Government Role in Terrorism Coverage?
Of course, September 11’s blow to the insurance industry went beyond pure finances. As decision sciences professor Howard Kunreuther observed right after the attacks, “This is a good example of an event that the insurance industry, in its own planning process, did not think could happen … We, as a society, will have to re-think our strategies for dealing with low-probability events, and reconsider the role of government. It will be extremely difficult for the private market to do what may be necessary for dealing with future events. And the insurance and reinsurance industries will have to re-think which events are insurable.”
Kunreuther’s concerns about the private market’s ability to “deal with future events” were on target, while hopes for potential solutions appear to have gotten bottlenecked in political squabbling.
For example, according to United States General Accounting Office congressional testimony released at the end of February, the insurance industry, following the September 11 attacks, has been shifting the risk for terrorism-related losses from reinsurers to primary insurers and then to the insured.
This trend was also documented in an August 2002 presentation by the Insurance Information Institute titled, “The Long Shadow of September 11: Terrorism & Its Impacts on Insurance Markets.” According to the Institute, exclusions for terrorism-related insurance coverage have already been approved in 45 states, Washington, D.C. and Puerto Rico.
Although Kunreuther and others have called for consideration of a government role in providing terrorism coverage – similar to the way the National Flood Insurance Program provides residential flood insurance coverage in exchange for community adoption of certain mitigation measures, and the Federal Crop Insurance Program provides agricultural producers with coverage for crop losses from natural hazards – final action has not been taken. Although the Senate and the House have each passed some version of such a bill, the two versions have yet to be reconciled.
Cummins – who has given Congressional testimony on the subject – weighed the advantages and risks of federal reinsurance in a paper titled, “Federal Terrorism Reinsurance: An Analysis of Issues And Program Design Alternatives” that he co-authored with insurance and risk management professor Neil A. Doherty.

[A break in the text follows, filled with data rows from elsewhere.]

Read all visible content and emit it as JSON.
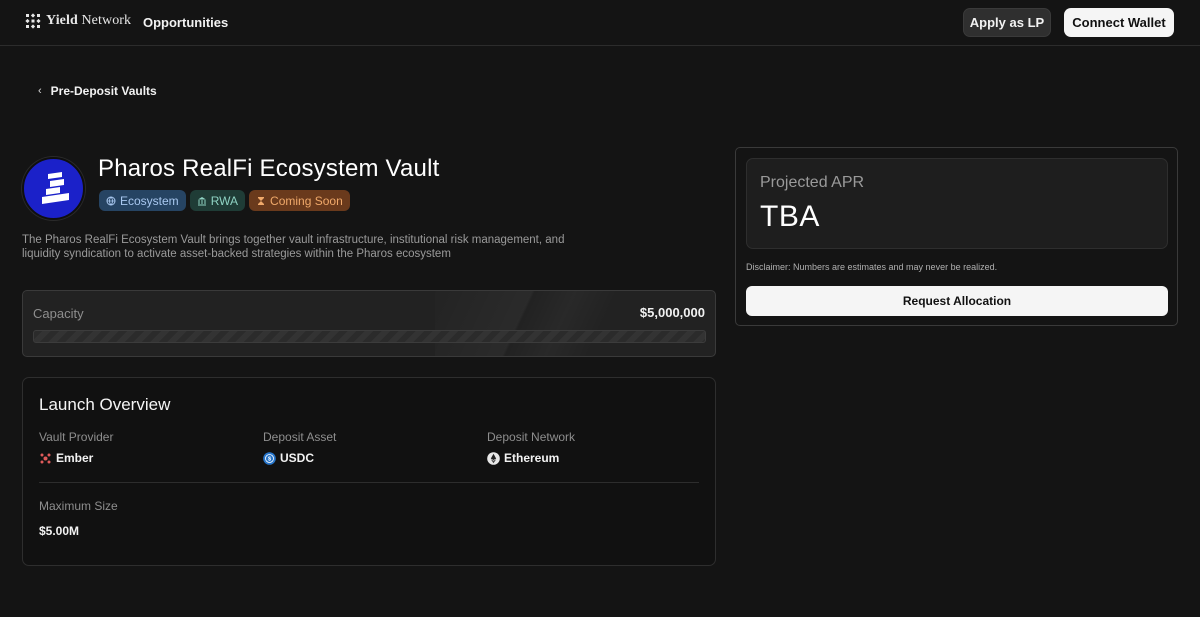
{
  "header": {
    "brand": "Yield Network",
    "brand_bold": "Yield",
    "brand_rest": " Network",
    "nav_opportunities": "Opportunities",
    "apply_lp_label": "Apply as LP",
    "connect_wallet_label": "Connect Wallet"
  },
  "breadcrumb": {
    "icon": "chevron-left-icon",
    "label": "Pre-Deposit Vaults"
  },
  "vault": {
    "title": "Pharos RealFi Ecosystem Vault",
    "tags": [
      {
        "label": "Ecosystem",
        "icon": "globe-icon",
        "color": "#264463"
      },
      {
        "label": "RWA",
        "icon": "bank-icon",
        "color": "#1f3c36"
      },
      {
        "label": "Coming Soon",
        "icon": "hourglass-icon",
        "color": "#6a3a1c"
      }
    ],
    "description": "The Pharos RealFi Ecosystem Vault brings together vault infrastructure, institutional risk management, and liquidity syndication to activate asset-backed strategies within the Pharos ecosystem",
    "logo_color": "#1b21c9"
  },
  "capacity": {
    "label": "Capacity",
    "value": "$5,000,000",
    "fill_fraction": 0
  },
  "overview": {
    "title": "Launch Overview",
    "vault_provider_label": "Vault Provider",
    "vault_provider_value": "Ember",
    "deposit_asset_label": "Deposit Asset",
    "deposit_asset_value": "USDC",
    "deposit_network_label": "Deposit Network",
    "deposit_network_value": "Ethereum",
    "max_size_label": "Maximum Size",
    "max_size_value": "$5.00M"
  },
  "apr": {
    "label": "Projected APR",
    "value": "TBA",
    "disclaimer": "Disclaimer: Numbers are estimates and may never be realized.",
    "request_label": "Request Allocation"
  },
  "colors": {
    "background": "#141414",
    "primary_button": "#f5f5f5",
    "vault_logo": "#1b21c9"
  }
}
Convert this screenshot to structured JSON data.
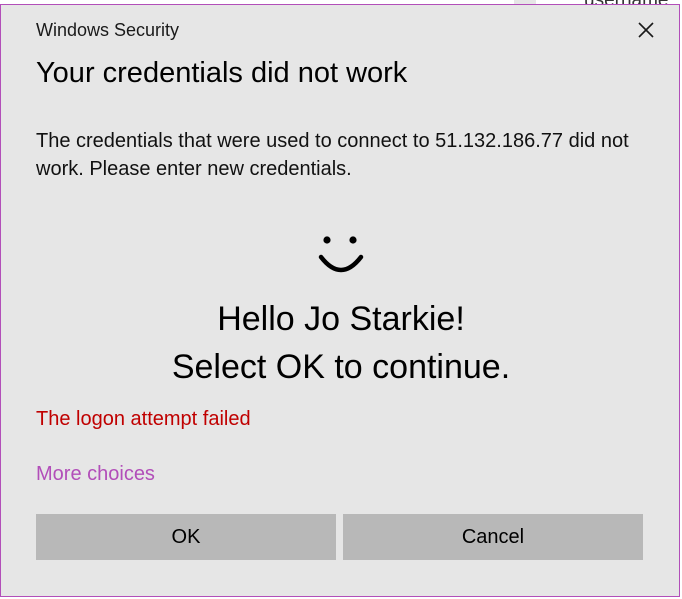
{
  "background": {
    "partial_text": "username"
  },
  "dialog": {
    "window_title": "Windows Security",
    "heading": "Your credentials did not work",
    "message": "The credentials that were used to connect to 51.132.186.77 did not work. Please enter new credentials.",
    "greeting_line1": "Hello Jo Starkie!",
    "greeting_line2": "Select OK to continue.",
    "error_text": "The logon attempt failed",
    "more_choices_label": "More choices",
    "ok_label": "OK",
    "cancel_label": "Cancel",
    "icons": {
      "close": "close-icon",
      "face": "smiley-face-icon"
    },
    "colors": {
      "accent_border": "#b24eb9",
      "link": "#b24eb9",
      "error": "#c00000",
      "button_bg": "#b8b8b8",
      "dialog_bg": "#e6e6e6"
    }
  }
}
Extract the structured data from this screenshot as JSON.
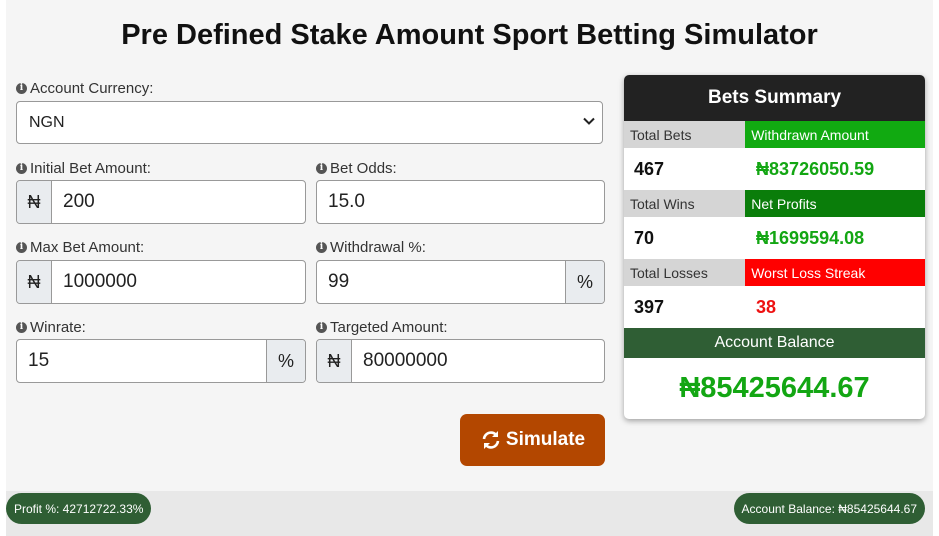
{
  "title": "Pre Defined Stake Amount Sport Betting Simulator",
  "form": {
    "currency_label": "Account Currency:",
    "currency_value": "NGN",
    "initial_bet_label": "Initial Bet Amount:",
    "initial_bet_value": "200",
    "bet_odds_label": "Bet Odds:",
    "bet_odds_value": "15.0",
    "max_bet_label": "Max Bet Amount:",
    "max_bet_value": "1000000",
    "withdrawal_label": "Withdrawal %:",
    "withdrawal_value": "99",
    "winrate_label": "Winrate:",
    "winrate_value": "15",
    "target_label": "Targeted Amount:",
    "target_value": "80000000",
    "currency_symbol": "₦",
    "percent_symbol": "%",
    "simulate_label": "Simulate"
  },
  "summary": {
    "heading": "Bets Summary",
    "total_bets_label": "Total Bets",
    "total_bets_value": "467",
    "withdrawn_label": "Withdrawn Amount",
    "withdrawn_value": "₦83726050.59",
    "total_wins_label": "Total Wins",
    "total_wins_value": "70",
    "net_profits_label": "Net Profits",
    "net_profits_value": "₦1699594.08",
    "total_losses_label": "Total Losses",
    "total_losses_value": "397",
    "worst_streak_label": "Worst Loss Streak",
    "worst_streak_value": "38",
    "balance_label": "Account Balance",
    "balance_value": "₦85425644.67"
  },
  "footer": {
    "profit_text": "Profit %: 42712722.33%",
    "balance_text": "Account Balance: ₦85425644.67"
  },
  "colors": {
    "simulate_button": "#b34700",
    "dark_green": "#2f5e34",
    "green_text": "#13a613",
    "red": "#ff0000"
  },
  "icons": [
    "info-icon",
    "chevron-down-icon",
    "refresh-icon"
  ]
}
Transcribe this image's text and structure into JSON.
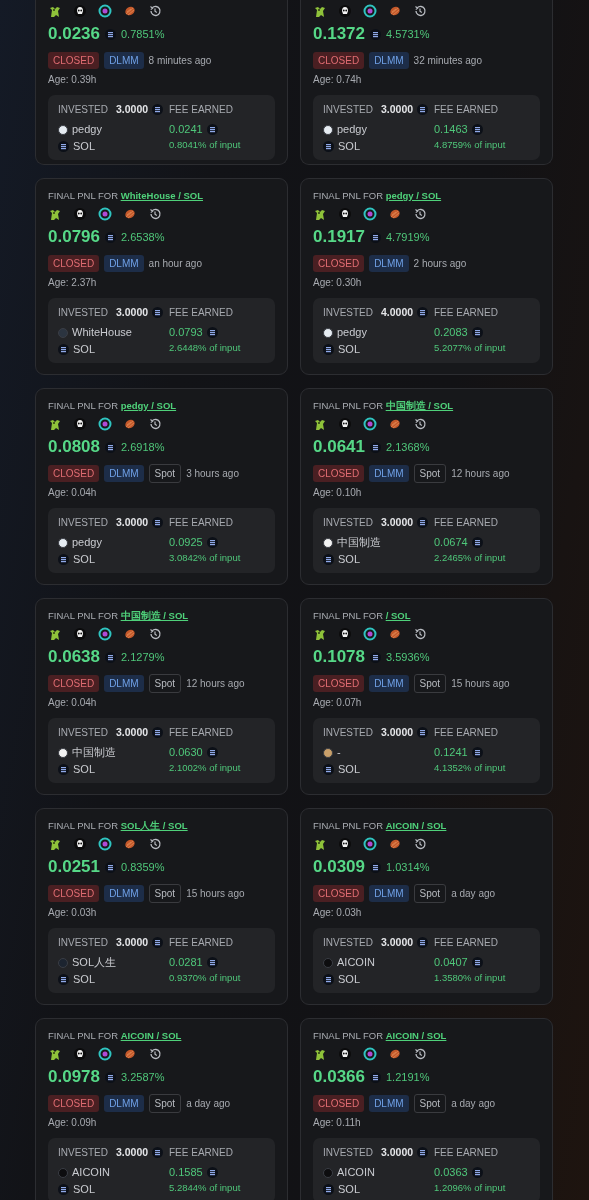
{
  "cards": [
    {
      "pnl": "0.0236",
      "pnl_pct": "0.7851%",
      "badges": [
        {
          "kind": "closed",
          "text": "CLOSED"
        },
        {
          "kind": "dlmm",
          "text": "DLMM"
        }
      ],
      "time": "8 minutes ago",
      "age": "Age: 0.39h",
      "invested_label": "INVESTED",
      "invested": "3.0000",
      "token": {
        "name": "pedgy",
        "color": "#e6ecf2"
      },
      "quote": "SOL",
      "fee_label": "FEE EARNED",
      "fee": "0.0241",
      "fee_pct": "0.8041% of input"
    },
    {
      "pnl": "0.1372",
      "pnl_pct": "4.5731%",
      "badges": [
        {
          "kind": "closed",
          "text": "CLOSED"
        },
        {
          "kind": "dlmm",
          "text": "DLMM"
        }
      ],
      "time": "32 minutes ago",
      "age": "Age: 0.74h",
      "invested_label": "INVESTED",
      "invested": "3.0000",
      "token": {
        "name": "pedgy",
        "color": "#e6ecf2"
      },
      "quote": "SOL",
      "fee_label": "FEE EARNED",
      "fee": "0.1463",
      "fee_pct": "4.8759% of input"
    },
    {
      "title": "FINAL PNL FOR",
      "pair": "WhiteHouse / SOL",
      "pnl": "0.0796",
      "pnl_pct": "2.6538%",
      "badges": [
        {
          "kind": "closed",
          "text": "CLOSED"
        },
        {
          "kind": "dlmm",
          "text": "DLMM"
        }
      ],
      "time": "an hour ago",
      "age": "Age: 2.37h",
      "invested_label": "INVESTED",
      "invested": "3.0000",
      "token": {
        "name": "WhiteHouse",
        "color": "#2b3440"
      },
      "quote": "SOL",
      "fee_label": "FEE EARNED",
      "fee": "0.0793",
      "fee_pct": "2.6448% of input"
    },
    {
      "title": "FINAL PNL FOR",
      "pair": "pedgy / SOL",
      "pnl": "0.1917",
      "pnl_pct": "4.7919%",
      "badges": [
        {
          "kind": "closed",
          "text": "CLOSED"
        },
        {
          "kind": "dlmm",
          "text": "DLMM"
        }
      ],
      "time": "2 hours ago",
      "age": "Age: 0.30h",
      "invested_label": "INVESTED",
      "invested": "4.0000",
      "token": {
        "name": "pedgy",
        "color": "#e6ecf2"
      },
      "quote": "SOL",
      "fee_label": "FEE EARNED",
      "fee": "0.2083",
      "fee_pct": "5.2077% of input"
    },
    {
      "title": "FINAL PNL FOR",
      "pair": "pedgy / SOL",
      "pnl": "0.0808",
      "pnl_pct": "2.6918%",
      "badges": [
        {
          "kind": "closed",
          "text": "CLOSED"
        },
        {
          "kind": "dlmm",
          "text": "DLMM"
        },
        {
          "kind": "spot",
          "text": "Spot"
        }
      ],
      "time": "3 hours ago",
      "age": "Age: 0.04h",
      "invested_label": "INVESTED",
      "invested": "3.0000",
      "token": {
        "name": "pedgy",
        "color": "#e6ecf2"
      },
      "quote": "SOL",
      "fee_label": "FEE EARNED",
      "fee": "0.0925",
      "fee_pct": "3.0842% of input"
    },
    {
      "title": "FINAL PNL FOR",
      "pair": "中国制造 / SOL",
      "pnl": "0.0641",
      "pnl_pct": "2.1368%",
      "badges": [
        {
          "kind": "closed",
          "text": "CLOSED"
        },
        {
          "kind": "dlmm",
          "text": "DLMM"
        },
        {
          "kind": "spot",
          "text": "Spot"
        }
      ],
      "time": "12 hours ago",
      "age": "Age: 0.10h",
      "invested_label": "INVESTED",
      "invested": "3.0000",
      "token": {
        "name": "中国制造",
        "color": "#f2f2f2"
      },
      "quote": "SOL",
      "fee_label": "FEE EARNED",
      "fee": "0.0674",
      "fee_pct": "2.2465% of input"
    },
    {
      "title": "FINAL PNL FOR",
      "pair": "中国制造 / SOL",
      "pnl": "0.0638",
      "pnl_pct": "2.1279%",
      "badges": [
        {
          "kind": "closed",
          "text": "CLOSED"
        },
        {
          "kind": "dlmm",
          "text": "DLMM"
        },
        {
          "kind": "spot",
          "text": "Spot"
        }
      ],
      "time": "12 hours ago",
      "age": "Age: 0.04h",
      "invested_label": "INVESTED",
      "invested": "3.0000",
      "token": {
        "name": "中国制造",
        "color": "#f2f2f2"
      },
      "quote": "SOL",
      "fee_label": "FEE EARNED",
      "fee": "0.0630",
      "fee_pct": "2.1002% of input"
    },
    {
      "title": "FINAL PNL FOR",
      "pair": "/ SOL",
      "pnl": "0.1078",
      "pnl_pct": "3.5936%",
      "badges": [
        {
          "kind": "closed",
          "text": "CLOSED"
        },
        {
          "kind": "dlmm",
          "text": "DLMM"
        },
        {
          "kind": "spot",
          "text": "Spot"
        }
      ],
      "time": "15 hours ago",
      "age": "Age: 0.07h",
      "invested_label": "INVESTED",
      "invested": "3.0000",
      "token": {
        "name": "-",
        "color": "#c9a06a"
      },
      "quote": "SOL",
      "fee_label": "FEE EARNED",
      "fee": "0.1241",
      "fee_pct": "4.1352% of input"
    },
    {
      "title": "FINAL PNL FOR",
      "pair": "SOL人生 / SOL",
      "pnl": "0.0251",
      "pnl_pct": "0.8359%",
      "badges": [
        {
          "kind": "closed",
          "text": "CLOSED"
        },
        {
          "kind": "dlmm",
          "text": "DLMM"
        },
        {
          "kind": "spot",
          "text": "Spot"
        }
      ],
      "time": "15 hours ago",
      "age": "Age: 0.03h",
      "invested_label": "INVESTED",
      "invested": "3.0000",
      "token": {
        "name": "SOL人生",
        "color": "#1c2430"
      },
      "quote": "SOL",
      "fee_label": "FEE EARNED",
      "fee": "0.0281",
      "fee_pct": "0.9370% of input"
    },
    {
      "title": "FINAL PNL FOR",
      "pair": "AICOIN / SOL",
      "pnl": "0.0309",
      "pnl_pct": "1.0314%",
      "badges": [
        {
          "kind": "closed",
          "text": "CLOSED"
        },
        {
          "kind": "dlmm",
          "text": "DLMM"
        },
        {
          "kind": "spot",
          "text": "Spot"
        }
      ],
      "time": "a day ago",
      "age": "Age: 0.03h",
      "invested_label": "INVESTED",
      "invested": "3.0000",
      "token": {
        "name": "AICOIN",
        "color": "#0d0d0f"
      },
      "quote": "SOL",
      "fee_label": "FEE EARNED",
      "fee": "0.0407",
      "fee_pct": "1.3580% of input"
    },
    {
      "title": "FINAL PNL FOR",
      "pair": "AICOIN / SOL",
      "pnl": "0.0978",
      "pnl_pct": "3.2587%",
      "badges": [
        {
          "kind": "closed",
          "text": "CLOSED"
        },
        {
          "kind": "dlmm",
          "text": "DLMM"
        },
        {
          "kind": "spot",
          "text": "Spot"
        }
      ],
      "time": "a day ago",
      "age": "Age: 0.09h",
      "invested_label": "INVESTED",
      "invested": "3.0000",
      "token": {
        "name": "AICOIN",
        "color": "#0d0d0f"
      },
      "quote": "SOL",
      "fee_label": "FEE EARNED",
      "fee": "0.1585",
      "fee_pct": "5.2844% of input"
    },
    {
      "title": "FINAL PNL FOR",
      "pair": "AICOIN / SOL",
      "pnl": "0.0366",
      "pnl_pct": "1.2191%",
      "badges": [
        {
          "kind": "closed",
          "text": "CLOSED"
        },
        {
          "kind": "dlmm",
          "text": "DLMM"
        },
        {
          "kind": "spot",
          "text": "Spot"
        }
      ],
      "time": "a day ago",
      "age": "Age: 0.11h",
      "invested_label": "INVESTED",
      "invested": "3.0000",
      "token": {
        "name": "AICOIN",
        "color": "#0d0d0f"
      },
      "quote": "SOL",
      "fee_label": "FEE EARNED",
      "fee": "0.0363",
      "fee_pct": "1.2096% of input"
    }
  ]
}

In the paper, they raised such issues as the danger of politicizing such a program, recognizing the lobbying power of “well organized interest groups.” The most efficient form of such reinsurance, they say, would be “securitization through the auction of federal excess of loss reinsurance call option spreads covering terrorist attacks.”
Finally, any consideration of the industry must consider the concept of predictability of risk, its relation to pricing models, and the difficulty in quantifying risk when terrorism is involved.
As Kunreuther pointed out a year ago, “With hurricanes and earthquakes, the insurance industry has some estimates of the chances of these events occurring. You have scientific and engineering data, and a sense of what’s likely to occur. With terrorism, everything is up for grabs.” Today, he says, uncertainty is still a factor. “Ambiguity is an important part of any event that has a low probability, and we don’t have a lot of data. “Unlike natural disasters, terrorists’ actions are taken on a conscious level. They can move, and try to overcome defenses.”
As the federal government continues its efforts to protect America’s shores, the insurance industry and academics will continue their efforts to hone their predictive tools. But in both cases, the struggle promises to be a difficult one.